App and web page records:
>>>>>
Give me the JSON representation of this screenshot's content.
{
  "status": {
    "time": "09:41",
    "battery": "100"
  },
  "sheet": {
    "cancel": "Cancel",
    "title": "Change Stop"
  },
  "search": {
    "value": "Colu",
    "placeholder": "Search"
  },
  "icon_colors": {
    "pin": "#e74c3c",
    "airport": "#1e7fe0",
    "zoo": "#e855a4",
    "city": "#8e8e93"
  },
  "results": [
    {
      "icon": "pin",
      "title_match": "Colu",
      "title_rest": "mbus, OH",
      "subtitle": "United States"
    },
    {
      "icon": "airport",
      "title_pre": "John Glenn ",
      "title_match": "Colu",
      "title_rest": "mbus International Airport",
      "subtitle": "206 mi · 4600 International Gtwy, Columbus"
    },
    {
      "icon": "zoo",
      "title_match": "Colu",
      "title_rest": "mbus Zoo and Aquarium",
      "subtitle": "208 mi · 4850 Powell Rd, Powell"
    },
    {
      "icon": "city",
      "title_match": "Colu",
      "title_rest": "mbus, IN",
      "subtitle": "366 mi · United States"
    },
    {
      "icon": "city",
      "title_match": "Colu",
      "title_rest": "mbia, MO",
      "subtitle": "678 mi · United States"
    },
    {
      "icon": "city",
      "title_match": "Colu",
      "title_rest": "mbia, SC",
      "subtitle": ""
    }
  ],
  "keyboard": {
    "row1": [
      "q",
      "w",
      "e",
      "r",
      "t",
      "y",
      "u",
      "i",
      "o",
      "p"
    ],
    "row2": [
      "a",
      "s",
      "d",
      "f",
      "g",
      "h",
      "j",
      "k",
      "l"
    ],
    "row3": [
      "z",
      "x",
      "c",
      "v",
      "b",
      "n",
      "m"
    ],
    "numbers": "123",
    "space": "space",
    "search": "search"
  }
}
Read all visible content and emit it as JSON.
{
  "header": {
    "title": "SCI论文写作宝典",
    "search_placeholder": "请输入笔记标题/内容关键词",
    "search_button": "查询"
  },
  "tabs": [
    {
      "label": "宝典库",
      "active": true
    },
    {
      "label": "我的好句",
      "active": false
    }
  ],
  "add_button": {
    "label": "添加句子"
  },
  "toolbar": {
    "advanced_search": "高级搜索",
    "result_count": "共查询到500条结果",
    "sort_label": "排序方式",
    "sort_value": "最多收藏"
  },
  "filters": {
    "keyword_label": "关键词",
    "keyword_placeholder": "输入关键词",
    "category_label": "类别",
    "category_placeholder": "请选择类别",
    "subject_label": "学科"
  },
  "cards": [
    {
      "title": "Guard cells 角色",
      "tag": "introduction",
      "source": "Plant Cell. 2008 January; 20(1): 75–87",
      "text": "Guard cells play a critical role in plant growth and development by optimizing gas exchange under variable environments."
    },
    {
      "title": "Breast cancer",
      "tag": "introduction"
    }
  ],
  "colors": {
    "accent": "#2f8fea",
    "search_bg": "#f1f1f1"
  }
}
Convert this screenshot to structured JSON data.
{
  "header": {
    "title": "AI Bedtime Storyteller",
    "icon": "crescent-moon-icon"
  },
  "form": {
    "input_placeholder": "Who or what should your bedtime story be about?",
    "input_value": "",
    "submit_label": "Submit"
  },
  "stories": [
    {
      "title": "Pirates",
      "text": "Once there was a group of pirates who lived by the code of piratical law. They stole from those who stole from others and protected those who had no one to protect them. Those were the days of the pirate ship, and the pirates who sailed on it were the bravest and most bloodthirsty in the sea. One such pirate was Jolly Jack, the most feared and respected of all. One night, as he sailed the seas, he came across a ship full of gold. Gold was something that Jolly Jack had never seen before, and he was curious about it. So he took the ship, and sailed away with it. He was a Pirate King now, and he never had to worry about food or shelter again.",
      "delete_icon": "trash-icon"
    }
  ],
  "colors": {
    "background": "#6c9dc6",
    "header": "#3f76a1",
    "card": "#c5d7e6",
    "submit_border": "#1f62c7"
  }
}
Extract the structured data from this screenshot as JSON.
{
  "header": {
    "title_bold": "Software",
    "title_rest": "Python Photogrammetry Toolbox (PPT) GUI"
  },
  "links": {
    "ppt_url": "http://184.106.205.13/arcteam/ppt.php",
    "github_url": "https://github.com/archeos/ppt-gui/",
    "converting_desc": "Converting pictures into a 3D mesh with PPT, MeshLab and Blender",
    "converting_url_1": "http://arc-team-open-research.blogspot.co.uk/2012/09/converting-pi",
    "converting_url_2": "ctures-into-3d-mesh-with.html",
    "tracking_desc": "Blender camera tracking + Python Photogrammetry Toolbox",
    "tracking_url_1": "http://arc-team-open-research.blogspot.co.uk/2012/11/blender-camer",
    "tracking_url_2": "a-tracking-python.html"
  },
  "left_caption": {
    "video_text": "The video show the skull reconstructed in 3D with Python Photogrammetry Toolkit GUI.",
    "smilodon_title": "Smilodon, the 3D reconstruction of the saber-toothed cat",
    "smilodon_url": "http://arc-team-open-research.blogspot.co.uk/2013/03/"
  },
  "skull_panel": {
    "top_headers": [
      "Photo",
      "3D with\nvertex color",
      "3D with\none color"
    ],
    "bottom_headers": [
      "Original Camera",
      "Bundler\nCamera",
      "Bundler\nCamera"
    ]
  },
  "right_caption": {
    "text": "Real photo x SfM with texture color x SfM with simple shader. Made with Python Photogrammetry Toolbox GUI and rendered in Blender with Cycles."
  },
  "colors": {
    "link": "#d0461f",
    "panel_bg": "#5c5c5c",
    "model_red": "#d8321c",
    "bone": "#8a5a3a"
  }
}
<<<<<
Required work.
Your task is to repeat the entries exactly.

Solution to this problem.
Give me the JSON representation of this screenshot's content.
{
  "status": {
    "time": "09:41",
    "battery": "100"
  },
  "sheet": {
    "cancel": "Cancel",
    "title": "Change Stop"
  },
  "search": {
    "value": "Colu",
    "placeholder": "Search"
  },
  "icon_colors": {
    "pin": "#e74c3c",
    "airport": "#1e7fe0",
    "zoo": "#e855a4",
    "city": "#8e8e93"
  },
  "results": [
    {
      "icon": "pin",
      "title_match": "Colu",
      "title_rest": "mbus, OH",
      "subtitle": "United States"
    },
    {
      "icon": "airport",
      "title_pre": "John Glenn ",
      "title_match": "Colu",
      "title_rest": "mbus International Airport",
      "subtitle": "206 mi · 4600 International Gtwy, Columbus"
    },
    {
      "icon": "zoo",
      "title_match": "Colu",
      "title_rest": "mbus Zoo and Aquarium",
      "subtitle": "208 mi · 4850 Powell Rd, Powell"
    },
    {
      "icon": "city",
      "title_match": "Colu",
      "title_rest": "mbus, IN",
      "subtitle": "366 mi · United States"
    },
    {
      "icon": "city",
      "title_match": "Colu",
      "title_rest": "mbia, MO",
      "subtitle": "678 mi · United States"
    },
    {
      "icon": "city",
      "title_match": "Colu",
      "title_rest": "mbia, SC",
      "subtitle": ""
    }
  ],
  "keyboard": {
    "row1": [
      "q",
      "w",
      "e",
      "r",
      "t",
      "y",
      "u",
      "i",
      "o",
      "p"
    ],
    "row2": [
      "a",
      "s",
      "d",
      "f",
      "g",
      "h",
      "j",
      "k",
      "l"
    ],
    "row3": [
      "z",
      "x",
      "c",
      "v",
      "b",
      "n",
      "m"
    ],
    "numbers": "123",
    "space": "space",
    "search": "search"
  }
}
Read all visible content and emit it as JSON.
{
  "header": {
    "title": "SCI论文写作宝典",
    "search_placeholder": "请输入笔记标题/内容关键词",
    "search_button": "查询"
  },
  "tabs": [
    {
      "label": "宝典库",
      "active": true
    },
    {
      "label": "我的好句",
      "active": false
    }
  ],
  "add_button": {
    "label": "添加句子"
  },
  "toolbar": {
    "advanced_search": "高级搜索",
    "result_count": "共查询到500条结果",
    "sort_label": "排序方式",
    "sort_value": "最多收藏"
  },
  "filters": {
    "keyword_label": "关键词",
    "keyword_placeholder": "输入关键词",
    "category_label": "类别",
    "category_placeholder": "请选择类别",
    "subject_label": "学科"
  },
  "cards": [
    {
      "title": "Guard cells 角色",
      "tag": "introduction",
      "source": "Plant Cell. 2008 January; 20(1): 75–87",
      "text": "Guard cells play a critical role in plant growth and development by optimizing gas exchange under variable environments."
    },
    {
      "title": "Breast cancer",
      "tag": "introduction"
    }
  ],
  "colors": {
    "accent": "#2f8fea",
    "search_bg": "#f1f1f1"
  }
}
Convert this screenshot to structured JSON data.
{
  "header": {
    "title": "AI Bedtime Storyteller",
    "icon": "crescent-moon-icon"
  },
  "form": {
    "input_placeholder": "Who or what should your bedtime story be about?",
    "input_value": "",
    "submit_label": "Submit"
  },
  "stories": [
    {
      "title": "Pirates",
      "text": "Once there was a group of pirates who lived by the code of piratical law. They stole from those who stole from others and protected those who had no one to protect them. Those were the days of the pirate ship, and the pirates who sailed on it were the bravest and most bloodthirsty in the sea. One such pirate was Jolly Jack, the most feared and respected of all. One night, as he sailed the seas, he came across a ship full of gold. Gold was something that Jolly Jack had never seen before, and he was curious about it. So he took the ship, and sailed away with it. He was a Pirate King now, and he never had to worry about food or shelter again.",
      "delete_icon": "trash-icon"
    }
  ],
  "colors": {
    "background": "#6c9dc6",
    "header": "#3f76a1",
    "card": "#c5d7e6",
    "submit_border": "#1f62c7"
  }
}
Extract the structured data from this screenshot as JSON.
{
  "header": {
    "title_bold": "Software",
    "title_rest": "Python Photogrammetry Toolbox (PPT) GUI"
  },
  "links": {
    "ppt_url": "http://184.106.205.13/arcteam/ppt.php",
    "github_url": "https://github.com/archeos/ppt-gui/",
    "converting_desc": "Converting pictures into a 3D mesh with PPT, MeshLab and Blender",
    "converting_url_1": "http://arc-team-open-research.blogspot.co.uk/2012/09/converting-pi",
    "converting_url_2": "ctures-into-3d-mesh-with.html",
    "tracking_desc": "Blender camera tracking + Python Photogrammetry Toolbox",
    "tracking_url_1": "http://arc-team-open-research.blogspot.co.uk/2012/11/blender-camer",
    "tracking_url_2": "a-tracking-python.html"
  },
  "left_caption": {
    "video_text": "The video show the skull reconstructed in 3D with Python Photogrammetry Toolkit GUI.",
    "smilodon_title": "Smilodon, the 3D reconstruction of the saber-toothed cat",
    "smilodon_url": "http://arc-team-open-research.blogspot.co.uk/2013/03/"
  },
  "skull_panel": {
    "top_headers": [
      "Photo",
      "3D with\nvertex color",
      "3D with\none color"
    ],
    "bottom_headers": [
      "Original Camera",
      "Bundler\nCamera",
      "Bundler\nCamera"
    ]
  },
  "right_caption": {
    "text": "Real photo x SfM with texture color x SfM with simple shader. Made with Python Photogrammetry Toolbox GUI and rendered in Blender with Cycles."
  },
  "colors": {
    "link": "#d0461f",
    "panel_bg": "#5c5c5c",
    "model_red": "#d8321c",
    "bone": "#8a5a3a"
  }
}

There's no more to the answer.